There are detractors online who predict dire outcomes from using baking soda, an alkaline product, on your hair. Everything from dry hair to hair loss is covered. What I found, though, is that the people writing posts like this always had a “natural” alternative to shampoo that was promoted, so no one would do the unthinkable and use baking soda. Hmmmm
I don’t disagree that baking soda is alkaline. It is. I do disagree about the damage it will cause with use. Maybe it’s long-term use that causes all that chaos but so far, I have not seen any adverse affects. I was seeing quite a bit of drying with the last shampoo I was using-the one that claimed on the label that it would do just the opposite of that. Even with a conditioner, the ends of my hair were starting to resemble straw.

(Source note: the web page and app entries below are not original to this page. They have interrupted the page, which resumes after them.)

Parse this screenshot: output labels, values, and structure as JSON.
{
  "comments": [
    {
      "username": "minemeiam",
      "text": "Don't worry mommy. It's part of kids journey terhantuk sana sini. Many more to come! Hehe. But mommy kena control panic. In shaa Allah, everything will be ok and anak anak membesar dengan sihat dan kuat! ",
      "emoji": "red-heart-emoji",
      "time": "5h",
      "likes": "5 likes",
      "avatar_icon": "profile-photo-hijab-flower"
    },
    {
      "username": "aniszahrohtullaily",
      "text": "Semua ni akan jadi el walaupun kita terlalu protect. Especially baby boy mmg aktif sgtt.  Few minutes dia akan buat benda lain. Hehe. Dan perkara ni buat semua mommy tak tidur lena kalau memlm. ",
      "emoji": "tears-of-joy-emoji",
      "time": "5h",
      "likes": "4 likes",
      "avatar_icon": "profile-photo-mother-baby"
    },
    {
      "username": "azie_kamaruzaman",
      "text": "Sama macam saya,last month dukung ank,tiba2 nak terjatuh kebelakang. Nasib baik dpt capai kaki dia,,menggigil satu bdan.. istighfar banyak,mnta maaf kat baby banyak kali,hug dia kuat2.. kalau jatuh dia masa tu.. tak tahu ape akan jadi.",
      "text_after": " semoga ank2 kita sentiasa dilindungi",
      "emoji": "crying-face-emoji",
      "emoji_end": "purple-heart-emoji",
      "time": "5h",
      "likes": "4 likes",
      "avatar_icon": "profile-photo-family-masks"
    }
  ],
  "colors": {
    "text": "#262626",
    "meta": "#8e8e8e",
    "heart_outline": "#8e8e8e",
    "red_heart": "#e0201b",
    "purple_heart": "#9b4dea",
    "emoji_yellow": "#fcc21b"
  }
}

Use caution. Baking soda can be harsh. After a stab at making deodorant, I found I am a bit sensitive to baking soda. My underarms were red and itchy after using the DIY deodorant. Once I stopped, all problems cleared up quickly. I haven’t done it yet, but I intend to try homemade deodorant again using less or no baking soda. Stay tuned.
The same sensitivity occurred on my scalp. After washing my hair with baking soda, I had a bit of itchiness. So, what did I do? I made sure to get some of the diluted vinegar on my scalp as well as my hair. Problem solved. No more itch.
There are, of course, many posts online singing baking soda’s praises as a shampoo. The mixes range from a mild solution to those that call for making a paste of the baking soda with just a bit of water. The first one I found used 1 tablespoon of baking soda in 1 cup of water. This works for my hair. The cost of this is so small, that I really didn’t bother to figure it out.
The vinegar rinse is much the same. I use 1 tablespoon of vinegar to 1 cup of water. After you rinse your hair, no vinegar smell will remain.
The bottom line on this is that you may have to experiment with your own hair to see what works. It may not work for you and, like some DIY products, this method may only be wishful thinking.
One thought on “No, Really? No Poo”
There is no wishful thinking. Baking soda really cleans. I found out my hair was hard to comb after it, so I opted for another natural and cheap solutions (clay). I would definetely use baking soda if my hair was short. As for the vinegar, it is best to leave it in your last rinse water. It will smell but the smell will completely disappear as soon as your hair is dry. I always use when rinsing off the shampoo and the hair gets really shiny.